§ Supplied entries:
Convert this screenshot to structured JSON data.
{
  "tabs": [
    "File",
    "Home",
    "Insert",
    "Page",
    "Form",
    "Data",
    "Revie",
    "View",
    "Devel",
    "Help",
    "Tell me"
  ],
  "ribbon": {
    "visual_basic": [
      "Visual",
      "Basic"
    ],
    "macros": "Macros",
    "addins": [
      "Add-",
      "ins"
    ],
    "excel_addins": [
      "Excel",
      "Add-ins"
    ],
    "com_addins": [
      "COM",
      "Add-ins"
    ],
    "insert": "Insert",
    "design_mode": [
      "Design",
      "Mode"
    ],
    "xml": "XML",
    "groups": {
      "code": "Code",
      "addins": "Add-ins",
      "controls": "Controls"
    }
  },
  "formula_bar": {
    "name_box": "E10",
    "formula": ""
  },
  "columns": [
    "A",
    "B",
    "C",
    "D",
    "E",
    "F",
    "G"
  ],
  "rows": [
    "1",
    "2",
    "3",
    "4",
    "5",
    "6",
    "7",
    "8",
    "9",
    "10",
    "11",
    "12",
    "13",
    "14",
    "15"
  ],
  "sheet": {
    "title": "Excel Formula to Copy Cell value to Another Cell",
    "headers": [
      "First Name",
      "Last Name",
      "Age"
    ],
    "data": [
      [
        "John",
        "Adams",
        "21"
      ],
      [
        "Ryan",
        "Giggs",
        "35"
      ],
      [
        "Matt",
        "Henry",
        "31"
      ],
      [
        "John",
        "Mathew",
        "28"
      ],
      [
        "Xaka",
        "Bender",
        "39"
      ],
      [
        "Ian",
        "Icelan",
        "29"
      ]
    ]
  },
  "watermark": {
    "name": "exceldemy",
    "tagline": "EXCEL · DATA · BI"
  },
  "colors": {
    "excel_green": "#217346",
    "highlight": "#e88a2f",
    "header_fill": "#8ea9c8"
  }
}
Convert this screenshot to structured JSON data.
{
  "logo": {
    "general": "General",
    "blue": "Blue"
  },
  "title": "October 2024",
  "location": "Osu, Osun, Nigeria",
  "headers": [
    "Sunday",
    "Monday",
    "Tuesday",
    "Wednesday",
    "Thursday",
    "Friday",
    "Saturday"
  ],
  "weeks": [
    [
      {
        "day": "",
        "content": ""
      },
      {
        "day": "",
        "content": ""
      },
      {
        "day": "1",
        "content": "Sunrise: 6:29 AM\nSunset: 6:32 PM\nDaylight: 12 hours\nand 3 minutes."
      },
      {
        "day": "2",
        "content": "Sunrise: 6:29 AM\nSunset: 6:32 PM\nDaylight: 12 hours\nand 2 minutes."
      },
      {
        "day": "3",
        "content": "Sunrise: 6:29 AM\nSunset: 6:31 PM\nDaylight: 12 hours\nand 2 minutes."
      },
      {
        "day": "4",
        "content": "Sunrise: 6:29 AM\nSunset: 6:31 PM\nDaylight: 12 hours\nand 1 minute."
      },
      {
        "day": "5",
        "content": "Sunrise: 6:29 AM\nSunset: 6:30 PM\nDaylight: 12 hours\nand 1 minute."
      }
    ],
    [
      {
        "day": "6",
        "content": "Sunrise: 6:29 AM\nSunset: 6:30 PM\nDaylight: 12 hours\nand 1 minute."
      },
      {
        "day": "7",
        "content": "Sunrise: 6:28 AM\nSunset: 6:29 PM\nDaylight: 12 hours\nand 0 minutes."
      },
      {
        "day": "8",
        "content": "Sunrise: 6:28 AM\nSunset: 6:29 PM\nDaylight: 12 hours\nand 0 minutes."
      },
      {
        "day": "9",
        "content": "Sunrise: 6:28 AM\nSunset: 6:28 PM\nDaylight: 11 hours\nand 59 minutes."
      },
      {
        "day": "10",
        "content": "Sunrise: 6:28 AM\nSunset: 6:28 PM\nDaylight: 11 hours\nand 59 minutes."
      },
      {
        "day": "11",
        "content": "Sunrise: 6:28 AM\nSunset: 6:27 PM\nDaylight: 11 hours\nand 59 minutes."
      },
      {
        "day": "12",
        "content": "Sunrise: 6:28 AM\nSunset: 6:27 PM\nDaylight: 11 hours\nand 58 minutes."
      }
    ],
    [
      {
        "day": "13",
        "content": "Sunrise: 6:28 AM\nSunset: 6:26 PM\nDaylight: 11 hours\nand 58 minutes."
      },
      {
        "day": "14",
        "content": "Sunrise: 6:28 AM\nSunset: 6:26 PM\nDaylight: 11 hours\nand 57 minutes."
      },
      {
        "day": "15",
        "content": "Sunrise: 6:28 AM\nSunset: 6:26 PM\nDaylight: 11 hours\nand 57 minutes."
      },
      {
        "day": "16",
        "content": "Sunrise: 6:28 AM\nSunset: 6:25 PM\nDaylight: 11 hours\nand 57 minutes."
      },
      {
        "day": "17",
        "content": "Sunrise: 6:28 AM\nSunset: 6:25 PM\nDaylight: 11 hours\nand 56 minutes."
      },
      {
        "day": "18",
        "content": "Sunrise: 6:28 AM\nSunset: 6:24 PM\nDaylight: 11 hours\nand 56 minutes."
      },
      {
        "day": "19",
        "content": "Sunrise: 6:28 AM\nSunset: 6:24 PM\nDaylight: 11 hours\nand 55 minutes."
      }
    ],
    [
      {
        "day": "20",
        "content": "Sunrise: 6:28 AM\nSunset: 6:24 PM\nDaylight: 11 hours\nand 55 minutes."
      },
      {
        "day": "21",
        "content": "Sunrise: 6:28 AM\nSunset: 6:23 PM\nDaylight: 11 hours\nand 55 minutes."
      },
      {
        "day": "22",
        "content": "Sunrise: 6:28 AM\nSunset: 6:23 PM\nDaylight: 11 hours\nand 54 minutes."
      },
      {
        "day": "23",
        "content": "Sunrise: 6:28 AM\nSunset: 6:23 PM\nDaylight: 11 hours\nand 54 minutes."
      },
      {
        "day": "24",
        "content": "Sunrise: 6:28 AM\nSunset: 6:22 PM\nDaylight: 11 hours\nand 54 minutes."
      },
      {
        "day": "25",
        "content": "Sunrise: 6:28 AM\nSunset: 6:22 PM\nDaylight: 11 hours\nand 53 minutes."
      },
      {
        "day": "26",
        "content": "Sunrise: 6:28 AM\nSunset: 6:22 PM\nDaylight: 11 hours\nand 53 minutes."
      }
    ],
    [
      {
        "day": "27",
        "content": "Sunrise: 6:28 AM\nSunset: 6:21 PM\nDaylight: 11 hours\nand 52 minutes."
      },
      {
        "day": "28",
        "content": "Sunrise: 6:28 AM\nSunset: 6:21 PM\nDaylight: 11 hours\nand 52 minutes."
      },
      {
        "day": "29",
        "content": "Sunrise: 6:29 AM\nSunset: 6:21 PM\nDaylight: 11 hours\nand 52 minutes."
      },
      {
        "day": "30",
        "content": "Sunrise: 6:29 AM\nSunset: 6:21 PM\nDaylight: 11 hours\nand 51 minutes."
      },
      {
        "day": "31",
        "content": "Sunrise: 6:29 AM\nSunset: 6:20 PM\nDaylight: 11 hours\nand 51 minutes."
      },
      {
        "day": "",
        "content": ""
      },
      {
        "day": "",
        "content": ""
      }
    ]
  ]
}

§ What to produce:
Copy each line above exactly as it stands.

§ Output:
Convert this screenshot to structured JSON data.
{
  "tabs": [
    "File",
    "Home",
    "Insert",
    "Page",
    "Form",
    "Data",
    "Revie",
    "View",
    "Devel",
    "Help",
    "Tell me"
  ],
  "ribbon": {
    "visual_basic": [
      "Visual",
      "Basic"
    ],
    "macros": "Macros",
    "addins": [
      "Add-",
      "ins"
    ],
    "excel_addins": [
      "Excel",
      "Add-ins"
    ],
    "com_addins": [
      "COM",
      "Add-ins"
    ],
    "insert": "Insert",
    "design_mode": [
      "Design",
      "Mode"
    ],
    "xml": "XML",
    "groups": {
      "code": "Code",
      "addins": "Add-ins",
      "controls": "Controls"
    }
  },
  "formula_bar": {
    "name_box": "E10",
    "formula": ""
  },
  "columns": [
    "A",
    "B",
    "C",
    "D",
    "E",
    "F",
    "G"
  ],
  "rows": [
    "1",
    "2",
    "3",
    "4",
    "5",
    "6",
    "7",
    "8",
    "9",
    "10",
    "11",
    "12",
    "13",
    "14",
    "15"
  ],
  "sheet": {
    "title": "Excel Formula to Copy Cell value to Another Cell",
    "headers": [
      "First Name",
      "Last Name",
      "Age"
    ],
    "data": [
      [
        "John",
        "Adams",
        "21"
      ],
      [
        "Ryan",
        "Giggs",
        "35"
      ],
      [
        "Matt",
        "Henry",
        "31"
      ],
      [
        "John",
        "Mathew",
        "28"
      ],
      [
        "Xaka",
        "Bender",
        "39"
      ],
      [
        "Ian",
        "Icelan",
        "29"
      ]
    ]
  },
  "watermark": {
    "name": "exceldemy",
    "tagline": "EXCEL · DATA · BI"
  },
  "colors": {
    "excel_green": "#217346",
    "highlight": "#e88a2f",
    "header_fill": "#8ea9c8"
  }
}
Convert this screenshot to structured JSON data.
{
  "logo": {
    "general": "General",
    "blue": "Blue"
  },
  "title": "October 2024",
  "location": "Osu, Osun, Nigeria",
  "headers": [
    "Sunday",
    "Monday",
    "Tuesday",
    "Wednesday",
    "Thursday",
    "Friday",
    "Saturday"
  ],
  "weeks": [
    [
      {
        "day": "",
        "content": ""
      },
      {
        "day": "",
        "content": ""
      },
      {
        "day": "1",
        "content": "Sunrise: 6:29 AM\nSunset: 6:32 PM\nDaylight: 12 hours\nand 3 minutes."
      },
      {
        "day": "2",
        "content": "Sunrise: 6:29 AM\nSunset: 6:32 PM\nDaylight: 12 hours\nand 2 minutes."
      },
      {
        "day": "3",
        "content": "Sunrise: 6:29 AM\nSunset: 6:31 PM\nDaylight: 12 hours\nand 2 minutes."
      },
      {
        "day": "4",
        "content": "Sunrise: 6:29 AM\nSunset: 6:31 PM\nDaylight: 12 hours\nand 1 minute."
      },
      {
        "day": "5",
        "content": "Sunrise: 6:29 AM\nSunset: 6:30 PM\nDaylight: 12 hours\nand 1 minute."
      }
    ],
    [
      {
        "day": "6",
        "content": "Sunrise: 6:29 AM\nSunset: 6:30 PM\nDaylight: 12 hours\nand 1 minute."
      },
      {
        "day": "7",
        "content": "Sunrise: 6:28 AM\nSunset: 6:29 PM\nDaylight: 12 hours\nand 0 minutes."
      },
      {
        "day": "8",
        "content": "Sunrise: 6:28 AM\nSunset: 6:29 PM\nDaylight: 12 hours\nand 0 minutes."
      },
      {
        "day": "9",
        "content": "Sunrise: 6:28 AM\nSunset: 6:28 PM\nDaylight: 11 hours\nand 59 minutes."
      },
      {
        "day": "10",
        "content": "Sunrise: 6:28 AM\nSunset: 6:28 PM\nDaylight: 11 hours\nand 59 minutes."
      },
      {
        "day": "11",
        "content": "Sunrise: 6:28 AM\nSunset: 6:27 PM\nDaylight: 11 hours\nand 59 minutes."
      },
      {
        "day": "12",
        "content": "Sunrise: 6:28 AM\nSunset: 6:27 PM\nDaylight: 11 hours\nand 58 minutes."
      }
    ],
    [
      {
        "day": "13",
        "content": "Sunrise: 6:28 AM\nSunset: 6:26 PM\nDaylight: 11 hours\nand 58 minutes."
      },
      {
        "day": "14",
        "content": "Sunrise: 6:28 AM\nSunset: 6:26 PM\nDaylight: 11 hours\nand 57 minutes."
      },
      {
        "day": "15",
        "content": "Sunrise: 6:28 AM\nSunset: 6:26 PM\nDaylight: 11 hours\nand 57 minutes."
      },
      {
        "day": "16",
        "content": "Sunrise: 6:28 AM\nSunset: 6:25 PM\nDaylight: 11 hours\nand 57 minutes."
      },
      {
        "day": "17",
        "content": "Sunrise: 6:28 AM\nSunset: 6:25 PM\nDaylight: 11 hours\nand 56 minutes."
      },
      {
        "day": "18",
        "content": "Sunrise: 6:28 AM\nSunset: 6:24 PM\nDaylight: 11 hours\nand 56 minutes."
      },
      {
        "day": "19",
        "content": "Sunrise: 6:28 AM\nSunset: 6:24 PM\nDaylight: 11 hours\nand 55 minutes."
      }
    ],
    [
      {
        "day": "20",
        "content": "Sunrise: 6:28 AM\nSunset: 6:24 PM\nDaylight: 11 hours\nand 55 minutes."
      },
      {
        "day": "21",
        "content": "Sunrise: 6:28 AM\nSunset: 6:23 PM\nDaylight: 11 hours\nand 55 minutes."
      },
      {
        "day": "22",
        "content": "Sunrise: 6:28 AM\nSunset: 6:23 PM\nDaylight: 11 hours\nand 54 minutes."
      },
      {
        "day": "23",
        "content": "Sunrise: 6:28 AM\nSunset: 6:23 PM\nDaylight: 11 hours\nand 54 minutes."
      },
      {
        "day": "24",
        "content": "Sunrise: 6:28 AM\nSunset: 6:22 PM\nDaylight: 11 hours\nand 54 minutes."
      },
      {
        "day": "25",
        "content": "Sunrise: 6:28 AM\nSunset: 6:22 PM\nDaylight: 11 hours\nand 53 minutes."
      },
      {
        "day": "26",
        "content": "Sunrise: 6:28 AM\nSunset: 6:22 PM\nDaylight: 11 hours\nand 53 minutes."
      }
    ],
    [
      {
        "day": "27",
        "content": "Sunrise: 6:28 AM\nSunset: 6:21 PM\nDaylight: 11 hours\nand 52 minutes."
      },
      {
        "day": "28",
        "content": "Sunrise: 6:28 AM\nSunset: 6:21 PM\nDaylight: 11 hours\nand 52 minutes."
      },
      {
        "day": "29",
        "content": "Sunrise: 6:29 AM\nSunset: 6:21 PM\nDaylight: 11 hours\nand 52 minutes."
      },
      {
        "day": "30",
        "content": "Sunrise: 6:29 AM\nSunset: 6:21 PM\nDaylight: 11 hours\nand 51 minutes."
      },
      {
        "day": "31",
        "content": "Sunrise: 6:29 AM\nSunset: 6:20 PM\nDaylight: 11 hours\nand 51 minutes."
      },
      {
        "day": "",
        "content": ""
      },
      {
        "day": "",
        "content": ""
      }
    ]
  ]
}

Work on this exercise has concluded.